Data supplied
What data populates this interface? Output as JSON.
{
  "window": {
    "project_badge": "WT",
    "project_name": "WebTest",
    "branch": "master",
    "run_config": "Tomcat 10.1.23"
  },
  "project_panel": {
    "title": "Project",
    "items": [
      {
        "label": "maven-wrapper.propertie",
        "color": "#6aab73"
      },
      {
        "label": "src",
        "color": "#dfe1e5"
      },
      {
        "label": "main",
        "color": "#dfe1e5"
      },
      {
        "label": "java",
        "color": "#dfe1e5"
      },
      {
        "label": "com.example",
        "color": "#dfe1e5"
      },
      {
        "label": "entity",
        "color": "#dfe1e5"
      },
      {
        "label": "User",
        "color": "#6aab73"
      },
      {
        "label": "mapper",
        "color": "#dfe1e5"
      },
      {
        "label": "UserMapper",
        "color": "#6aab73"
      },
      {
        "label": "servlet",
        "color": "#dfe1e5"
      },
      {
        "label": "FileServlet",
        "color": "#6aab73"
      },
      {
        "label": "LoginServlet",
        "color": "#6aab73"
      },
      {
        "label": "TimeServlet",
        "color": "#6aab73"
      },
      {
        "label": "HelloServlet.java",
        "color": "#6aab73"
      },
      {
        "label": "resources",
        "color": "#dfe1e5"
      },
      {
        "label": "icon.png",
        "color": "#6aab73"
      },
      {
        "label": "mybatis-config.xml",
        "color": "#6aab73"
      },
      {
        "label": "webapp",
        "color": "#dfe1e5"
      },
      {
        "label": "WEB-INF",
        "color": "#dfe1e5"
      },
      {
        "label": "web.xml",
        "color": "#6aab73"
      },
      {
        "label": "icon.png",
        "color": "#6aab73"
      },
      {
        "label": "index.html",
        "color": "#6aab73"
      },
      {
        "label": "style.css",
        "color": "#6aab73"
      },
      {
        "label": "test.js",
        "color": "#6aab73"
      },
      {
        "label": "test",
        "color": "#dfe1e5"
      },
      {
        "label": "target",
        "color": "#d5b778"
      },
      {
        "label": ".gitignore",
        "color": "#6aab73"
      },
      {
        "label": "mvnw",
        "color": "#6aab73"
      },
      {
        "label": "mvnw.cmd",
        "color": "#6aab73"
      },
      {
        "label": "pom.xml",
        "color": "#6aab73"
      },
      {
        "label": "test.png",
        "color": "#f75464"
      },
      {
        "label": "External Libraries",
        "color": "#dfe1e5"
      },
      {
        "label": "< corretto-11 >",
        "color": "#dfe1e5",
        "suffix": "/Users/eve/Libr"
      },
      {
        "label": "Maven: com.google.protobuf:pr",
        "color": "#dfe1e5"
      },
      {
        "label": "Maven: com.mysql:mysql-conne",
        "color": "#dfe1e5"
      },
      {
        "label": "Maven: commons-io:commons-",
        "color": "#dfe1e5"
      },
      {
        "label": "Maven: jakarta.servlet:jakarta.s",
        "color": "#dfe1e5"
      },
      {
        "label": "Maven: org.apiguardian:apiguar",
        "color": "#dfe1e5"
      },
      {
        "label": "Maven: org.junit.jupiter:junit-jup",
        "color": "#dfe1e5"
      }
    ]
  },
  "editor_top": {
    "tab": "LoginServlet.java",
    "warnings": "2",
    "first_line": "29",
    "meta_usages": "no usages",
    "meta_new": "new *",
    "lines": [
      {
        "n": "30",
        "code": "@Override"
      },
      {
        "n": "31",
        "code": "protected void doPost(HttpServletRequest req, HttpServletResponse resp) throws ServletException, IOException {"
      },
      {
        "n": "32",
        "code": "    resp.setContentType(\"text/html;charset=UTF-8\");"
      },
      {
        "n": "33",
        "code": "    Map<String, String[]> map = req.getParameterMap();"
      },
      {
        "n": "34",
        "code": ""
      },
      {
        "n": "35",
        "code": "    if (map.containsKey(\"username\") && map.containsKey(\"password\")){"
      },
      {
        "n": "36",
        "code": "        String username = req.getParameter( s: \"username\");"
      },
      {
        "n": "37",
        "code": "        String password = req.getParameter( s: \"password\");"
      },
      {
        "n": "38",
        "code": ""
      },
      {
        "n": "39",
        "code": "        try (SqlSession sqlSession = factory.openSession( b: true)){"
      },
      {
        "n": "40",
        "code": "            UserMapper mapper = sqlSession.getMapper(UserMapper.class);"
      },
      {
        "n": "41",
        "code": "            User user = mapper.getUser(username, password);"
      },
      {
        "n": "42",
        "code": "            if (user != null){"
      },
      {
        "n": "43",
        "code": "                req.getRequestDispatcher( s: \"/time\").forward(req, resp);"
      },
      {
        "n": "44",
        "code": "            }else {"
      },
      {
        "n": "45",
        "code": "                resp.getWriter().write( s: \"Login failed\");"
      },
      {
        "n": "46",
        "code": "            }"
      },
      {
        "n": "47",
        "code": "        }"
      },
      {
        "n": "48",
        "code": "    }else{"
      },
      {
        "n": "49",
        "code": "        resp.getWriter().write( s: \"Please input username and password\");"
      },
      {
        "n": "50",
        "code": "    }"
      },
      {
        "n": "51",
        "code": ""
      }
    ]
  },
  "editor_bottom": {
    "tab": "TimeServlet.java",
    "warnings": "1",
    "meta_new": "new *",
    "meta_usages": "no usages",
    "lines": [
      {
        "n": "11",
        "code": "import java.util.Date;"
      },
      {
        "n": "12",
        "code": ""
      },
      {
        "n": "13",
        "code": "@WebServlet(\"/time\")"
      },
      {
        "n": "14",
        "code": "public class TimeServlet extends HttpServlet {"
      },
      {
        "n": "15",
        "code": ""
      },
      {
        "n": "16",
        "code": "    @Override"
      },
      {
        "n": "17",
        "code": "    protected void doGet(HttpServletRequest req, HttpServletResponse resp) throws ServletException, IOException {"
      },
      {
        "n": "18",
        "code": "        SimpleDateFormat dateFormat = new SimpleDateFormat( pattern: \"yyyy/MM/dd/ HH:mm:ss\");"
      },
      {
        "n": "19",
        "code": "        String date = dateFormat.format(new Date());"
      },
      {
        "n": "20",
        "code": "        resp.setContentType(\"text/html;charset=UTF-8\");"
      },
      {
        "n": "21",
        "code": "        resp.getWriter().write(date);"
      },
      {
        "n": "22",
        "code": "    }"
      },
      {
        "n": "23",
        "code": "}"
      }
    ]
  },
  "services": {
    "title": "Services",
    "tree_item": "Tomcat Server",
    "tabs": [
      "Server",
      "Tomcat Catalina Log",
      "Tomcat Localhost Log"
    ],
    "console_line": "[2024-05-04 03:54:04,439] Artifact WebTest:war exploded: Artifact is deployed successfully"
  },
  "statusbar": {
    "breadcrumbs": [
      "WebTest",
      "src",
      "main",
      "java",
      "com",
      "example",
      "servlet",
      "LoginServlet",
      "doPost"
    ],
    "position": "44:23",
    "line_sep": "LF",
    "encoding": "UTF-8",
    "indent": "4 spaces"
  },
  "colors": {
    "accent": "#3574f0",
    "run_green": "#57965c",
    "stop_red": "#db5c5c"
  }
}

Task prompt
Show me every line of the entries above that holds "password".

Exercise result
        "code": "    if (map.containsKey(\"username\") && map.containsKey(\"password\")){"
        "code": "        String password = req.getParameter( s: \"password\");"
        "code": "            User user = mapper.getUser(username, password);"
        "code": "        resp.getWriter().write( s: \"Please input username and password\");"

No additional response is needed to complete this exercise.